╭─ MATERIAL PROVIDED

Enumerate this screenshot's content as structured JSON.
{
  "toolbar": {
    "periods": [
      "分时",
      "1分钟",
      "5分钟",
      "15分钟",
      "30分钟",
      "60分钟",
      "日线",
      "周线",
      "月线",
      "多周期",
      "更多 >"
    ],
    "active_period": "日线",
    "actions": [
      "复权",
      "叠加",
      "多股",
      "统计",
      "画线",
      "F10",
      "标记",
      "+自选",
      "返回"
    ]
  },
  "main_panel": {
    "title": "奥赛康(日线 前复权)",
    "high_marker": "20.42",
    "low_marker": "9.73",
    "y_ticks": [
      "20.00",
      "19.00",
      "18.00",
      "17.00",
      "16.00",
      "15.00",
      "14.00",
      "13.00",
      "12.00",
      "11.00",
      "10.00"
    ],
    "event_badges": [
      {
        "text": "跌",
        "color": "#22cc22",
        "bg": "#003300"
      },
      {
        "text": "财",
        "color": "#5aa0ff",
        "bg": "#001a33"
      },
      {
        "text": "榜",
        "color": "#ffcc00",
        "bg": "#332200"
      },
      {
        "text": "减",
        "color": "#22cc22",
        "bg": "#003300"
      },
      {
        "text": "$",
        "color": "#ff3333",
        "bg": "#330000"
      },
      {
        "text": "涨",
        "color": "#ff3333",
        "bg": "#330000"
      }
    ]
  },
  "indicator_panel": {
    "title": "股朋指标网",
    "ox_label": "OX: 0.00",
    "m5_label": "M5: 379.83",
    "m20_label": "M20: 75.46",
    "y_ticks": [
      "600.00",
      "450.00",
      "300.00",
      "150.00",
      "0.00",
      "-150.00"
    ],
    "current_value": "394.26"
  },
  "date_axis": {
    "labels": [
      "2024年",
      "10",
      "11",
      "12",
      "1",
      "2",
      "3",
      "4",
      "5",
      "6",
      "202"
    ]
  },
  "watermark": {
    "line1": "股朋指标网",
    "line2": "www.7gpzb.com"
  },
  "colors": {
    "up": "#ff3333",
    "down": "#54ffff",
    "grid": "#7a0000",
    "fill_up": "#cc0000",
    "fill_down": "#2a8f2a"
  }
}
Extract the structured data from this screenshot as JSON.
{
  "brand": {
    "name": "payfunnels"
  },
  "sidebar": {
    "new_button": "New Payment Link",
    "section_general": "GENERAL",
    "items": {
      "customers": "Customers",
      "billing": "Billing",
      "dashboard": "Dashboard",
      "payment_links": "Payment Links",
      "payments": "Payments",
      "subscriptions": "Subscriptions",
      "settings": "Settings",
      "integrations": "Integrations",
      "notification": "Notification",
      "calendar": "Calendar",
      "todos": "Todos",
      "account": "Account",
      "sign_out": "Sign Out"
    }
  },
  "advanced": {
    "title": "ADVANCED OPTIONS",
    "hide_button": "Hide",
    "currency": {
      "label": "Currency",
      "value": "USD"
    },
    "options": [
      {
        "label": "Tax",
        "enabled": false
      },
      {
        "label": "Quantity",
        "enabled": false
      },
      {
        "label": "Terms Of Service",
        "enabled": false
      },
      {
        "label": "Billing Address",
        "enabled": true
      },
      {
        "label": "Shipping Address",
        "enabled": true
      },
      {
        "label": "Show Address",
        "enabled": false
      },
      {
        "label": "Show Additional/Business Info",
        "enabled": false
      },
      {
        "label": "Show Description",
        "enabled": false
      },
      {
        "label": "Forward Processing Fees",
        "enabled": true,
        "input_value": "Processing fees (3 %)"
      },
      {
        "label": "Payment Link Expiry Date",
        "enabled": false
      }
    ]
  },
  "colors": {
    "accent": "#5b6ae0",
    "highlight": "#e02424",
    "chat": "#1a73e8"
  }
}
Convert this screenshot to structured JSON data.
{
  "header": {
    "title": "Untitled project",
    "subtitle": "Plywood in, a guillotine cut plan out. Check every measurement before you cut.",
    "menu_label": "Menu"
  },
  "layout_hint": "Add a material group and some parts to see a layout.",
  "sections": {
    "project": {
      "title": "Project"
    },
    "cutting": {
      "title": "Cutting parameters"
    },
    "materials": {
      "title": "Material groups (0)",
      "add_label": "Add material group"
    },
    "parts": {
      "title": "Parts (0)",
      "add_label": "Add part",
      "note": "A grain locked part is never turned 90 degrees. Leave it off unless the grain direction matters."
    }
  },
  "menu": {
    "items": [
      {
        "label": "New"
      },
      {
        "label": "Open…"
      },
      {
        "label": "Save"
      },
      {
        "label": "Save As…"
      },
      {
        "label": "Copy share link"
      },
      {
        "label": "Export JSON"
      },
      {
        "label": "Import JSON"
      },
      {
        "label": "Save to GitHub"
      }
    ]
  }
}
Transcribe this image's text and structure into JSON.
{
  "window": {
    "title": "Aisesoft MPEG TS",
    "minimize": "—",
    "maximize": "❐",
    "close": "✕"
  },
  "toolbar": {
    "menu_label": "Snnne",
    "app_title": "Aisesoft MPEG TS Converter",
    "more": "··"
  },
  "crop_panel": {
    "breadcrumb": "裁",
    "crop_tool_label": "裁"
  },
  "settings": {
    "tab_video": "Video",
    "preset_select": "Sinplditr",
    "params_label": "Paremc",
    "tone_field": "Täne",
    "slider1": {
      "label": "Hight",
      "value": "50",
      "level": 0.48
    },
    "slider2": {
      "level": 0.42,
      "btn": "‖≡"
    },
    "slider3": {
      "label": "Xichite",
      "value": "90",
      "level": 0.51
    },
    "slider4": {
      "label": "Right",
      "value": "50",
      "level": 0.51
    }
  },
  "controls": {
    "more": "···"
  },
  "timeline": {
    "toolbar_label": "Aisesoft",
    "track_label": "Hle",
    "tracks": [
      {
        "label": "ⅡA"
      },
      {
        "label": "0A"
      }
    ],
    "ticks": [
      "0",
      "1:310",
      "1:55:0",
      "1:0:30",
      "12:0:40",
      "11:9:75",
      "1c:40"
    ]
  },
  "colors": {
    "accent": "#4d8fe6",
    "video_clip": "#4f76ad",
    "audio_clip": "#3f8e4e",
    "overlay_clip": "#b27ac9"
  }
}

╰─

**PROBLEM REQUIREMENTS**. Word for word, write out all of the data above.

**EXERCISE RESULT**.
Enumerate this screenshot's content as structured JSON.
{
  "toolbar": {
    "periods": [
      "分时",
      "1分钟",
      "5分钟",
      "15分钟",
      "30分钟",
      "60分钟",
      "日线",
      "周线",
      "月线",
      "多周期",
      "更多 >"
    ],
    "active_period": "日线",
    "actions": [
      "复权",
      "叠加",
      "多股",
      "统计",
      "画线",
      "F10",
      "标记",
      "+自选",
      "返回"
    ]
  },
  "main_panel": {
    "title": "奥赛康(日线 前复权)",
    "high_marker": "20.42",
    "low_marker": "9.73",
    "y_ticks": [
      "20.00",
      "19.00",
      "18.00",
      "17.00",
      "16.00",
      "15.00",
      "14.00",
      "13.00",
      "12.00",
      "11.00",
      "10.00"
    ],
    "event_badges": [
      {
        "text": "跌",
        "color": "#22cc22",
        "bg": "#003300"
      },
      {
        "text": "财",
        "color": "#5aa0ff",
        "bg": "#001a33"
      },
      {
        "text": "榜",
        "color": "#ffcc00",
        "bg": "#332200"
      },
      {
        "text": "减",
        "color": "#22cc22",
        "bg": "#003300"
      },
      {
        "text": "$",
        "color": "#ff3333",
        "bg": "#330000"
      },
      {
        "text": "涨",
        "color": "#ff3333",
        "bg": "#330000"
      }
    ]
  },
  "indicator_panel": {
    "title": "股朋指标网",
    "ox_label": "OX: 0.00",
    "m5_label": "M5: 379.83",
    "m20_label": "M20: 75.46",
    "y_ticks": [
      "600.00",
      "450.00",
      "300.00",
      "150.00",
      "0.00",
      "-150.00"
    ],
    "current_value": "394.26"
  },
  "date_axis": {
    "labels": [
      "2024年",
      "10",
      "11",
      "12",
      "1",
      "2",
      "3",
      "4",
      "5",
      "6",
      "202"
    ]
  },
  "watermark": {
    "line1": "股朋指标网",
    "line2": "www.7gpzb.com"
  },
  "colors": {
    "up": "#ff3333",
    "down": "#54ffff",
    "grid": "#7a0000",
    "fill_up": "#cc0000",
    "fill_down": "#2a8f2a"
  }
}
Extract the structured data from this screenshot as JSON.
{
  "brand": {
    "name": "payfunnels"
  },
  "sidebar": {
    "new_button": "New Payment Link",
    "section_general": "GENERAL",
    "items": {
      "customers": "Customers",
      "billing": "Billing",
      "dashboard": "Dashboard",
      "payment_links": "Payment Links",
      "payments": "Payments",
      "subscriptions": "Subscriptions",
      "settings": "Settings",
      "integrations": "Integrations",
      "notification": "Notification",
      "calendar": "Calendar",
      "todos": "Todos",
      "account": "Account",
      "sign_out": "Sign Out"
    }
  },
  "advanced": {
    "title": "ADVANCED OPTIONS",
    "hide_button": "Hide",
    "currency": {
      "label": "Currency",
      "value": "USD"
    },
    "options": [
      {
        "label": "Tax",
        "enabled": false
      },
      {
        "label": "Quantity",
        "enabled": false
      },
      {
        "label": "Terms Of Service",
        "enabled": false
      },
      {
        "label": "Billing Address",
        "enabled": true
      },
      {
        "label": "Shipping Address",
        "enabled": true
      },
      {
        "label": "Show Address",
        "enabled": false
      },
      {
        "label": "Show Additional/Business Info",
        "enabled": false
      },
      {
        "label": "Show Description",
        "enabled": false
      },
      {
        "label": "Forward Processing Fees",
        "enabled": true,
        "input_value": "Processing fees (3 %)"
      },
      {
        "label": "Payment Link Expiry Date",
        "enabled": false
      }
    ]
  },
  "colors": {
    "accent": "#5b6ae0",
    "highlight": "#e02424",
    "chat": "#1a73e8"
  }
}
Convert this screenshot to structured JSON data.
{
  "header": {
    "title": "Untitled project",
    "subtitle": "Plywood in, a guillotine cut plan out. Check every measurement before you cut.",
    "menu_label": "Menu"
  },
  "layout_hint": "Add a material group and some parts to see a layout.",
  "sections": {
    "project": {
      "title": "Project"
    },
    "cutting": {
      "title": "Cutting parameters"
    },
    "materials": {
      "title": "Material groups (0)",
      "add_label": "Add material group"
    },
    "parts": {
      "title": "Parts (0)",
      "add_label": "Add part",
      "note": "A grain locked part is never turned 90 degrees. Leave it off unless the grain direction matters."
    }
  },
  "menu": {
    "items": [
      {
        "label": "New"
      },
      {
        "label": "Open…"
      },
      {
        "label": "Save"
      },
      {
        "label": "Save As…"
      },
      {
        "label": "Copy share link"
      },
      {
        "label": "Export JSON"
      },
      {
        "label": "Import JSON"
      },
      {
        "label": "Save to GitHub"
      }
    ]
  }
}
Transcribe this image's text and structure into JSON.
{
  "window": {
    "title": "Aisesoft MPEG TS",
    "minimize": "—",
    "maximize": "❐",
    "close": "✕"
  },
  "toolbar": {
    "menu_label": "Snnne",
    "app_title": "Aisesoft MPEG TS Converter",
    "more": "··"
  },
  "crop_panel": {
    "breadcrumb": "裁",
    "crop_tool_label": "裁"
  },
  "settings": {
    "tab_video": "Video",
    "preset_select": "Sinplditr",
    "params_label": "Paremc",
    "tone_field": "Täne",
    "slider1": {
      "label": "Hight",
      "value": "50",
      "level": 0.48
    },
    "slider2": {
      "level": 0.42,
      "btn": "‖≡"
    },
    "slider3": {
      "label": "Xichite",
      "value": "90",
      "level": 0.51
    },
    "slider4": {
      "label": "Right",
      "value": "50",
      "level": 0.51
    }
  },
  "controls": {
    "more": "···"
  },
  "timeline": {
    "toolbar_label": "Aisesoft",
    "track_label": "Hle",
    "tracks": [
      {
        "label": "ⅡA"
      },
      {
        "label": "0A"
      }
    ],
    "ticks": [
      "0",
      "1:310",
      "1:55:0",
      "1:0:30",
      "12:0:40",
      "11:9:75",
      "1c:40"
    ]
  },
  "colors": {
    "accent": "#4d8fe6",
    "video_clip": "#4f76ad",
    "audio_clip": "#3f8e4e",
    "overlay_clip": "#b27ac9"
  }
}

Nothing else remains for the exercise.